After the Sunflowers’ 76-61 win at Tokyo’s Yoyogi National Gymnasium No. 2, Tokashiki didn’t directly admit that her mediocre performance — by her standards, when she plays in Japan — stemmed from the fatigue that has built up in her body. But she didn’t deny it either.

“I’ve got to manage my (physical) conditioning,” the 25-year-old Tokashiki said. “So I don’t really want to make excuses, and that’s where I’m at now. If people thought I was (sluggish), I respect what they think. I’d just like to not look like that tomorrow.”

Sunflowers head coach Tom Hovasse said that her roles are completely different with the Sunflowers and the Storm, where she’s not the tallest player and is asked to play more on the outside. He added that Tokashiki doesn’t really get double-teamed in the WNBA while she’s surrounded by two to three defenders all the time in Japan.

“When she plays in the WJBL, every time she touches the ball, there’s three people. There’s no space (for her to take shots),” Hovasse said. “So right now, she’s transitioning from the WNBA to WJBL style of basketball. Right now, she might be a little frustrated in terms of what’s going on, and you can see it in her play. You can tell she’s not completely comfortable right now, but that’ll come.”

Asked what she wants to bring to the JX-Eneos team from what she’s learned in the WNBA, Tokashiki slowly replied with a wry smile, “It’s a bit of a difficult question.”

“Probably the mindset to attack the basket, and rebounding,” said Tokashiki, who averaged 5.3 points and 2.5 rebounds playing in 31 games (one start) in her second season with the Storm this year. “Hopefully, I can do what I’ve done on the international stage (at the Olympics) and America.”

The two-time FIBA Asia Championship MVP added that the one-one-one skills she’s developed over the years have helped her play in the WNBA and the Olympics.

Tokashiki, the tallest player in the WJBL, has worked on her outside skills with Hovasse over the last few years with the goal of going to the WNBA but is required to play closer to the hoop in Japan. But Hovasse wants her to keep working to become more of a complete player.

And by that he means that Tokashiki also needs to train her mindset to be an outside player, not just her jump shot and driving skills.

“It’s more of her thought processes, because she had never played on the outside up until last year,” said Hovasse, who was promoted to head coach from the assistant role he had for the Sunflowers last season. “So there’s a whole lot that you have to do. You have to make decisions quicker, you’ve got to figure things out, you’ve got to see the floor. That takes time.”

Meanwhile, Hovasse gives Tokashiki credit for her mental growth over the years.

“She comes to work every single day, she doesn’t complain, she wants to get better, she works hard,” Hovasse said of Tokashiki. “And she’s a superstar. When you have a superstar, people follow. So we’re lucky. I mean, she’s really turned into a good basketball player and she’s going to get better.”

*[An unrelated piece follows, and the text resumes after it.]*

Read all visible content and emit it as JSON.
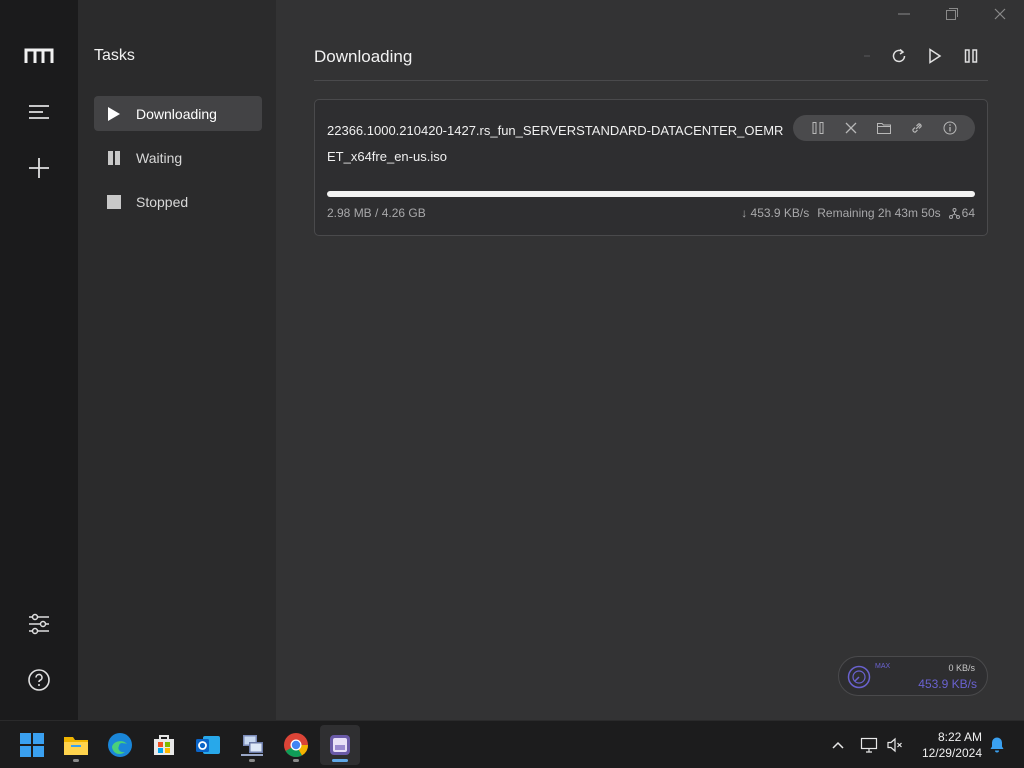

Tokashiki finished Saturday’s second game of the season against the Red Wave in better fashion, going 7-for-11 from the field for 15 points and having just one turnover, in a 72-59 win for the eight-time defending WJBL champ Sunflowers.

In a time of both misinformation and too much information, quality journalism is more crucial than ever.
By subscribing, you can help us get the story right.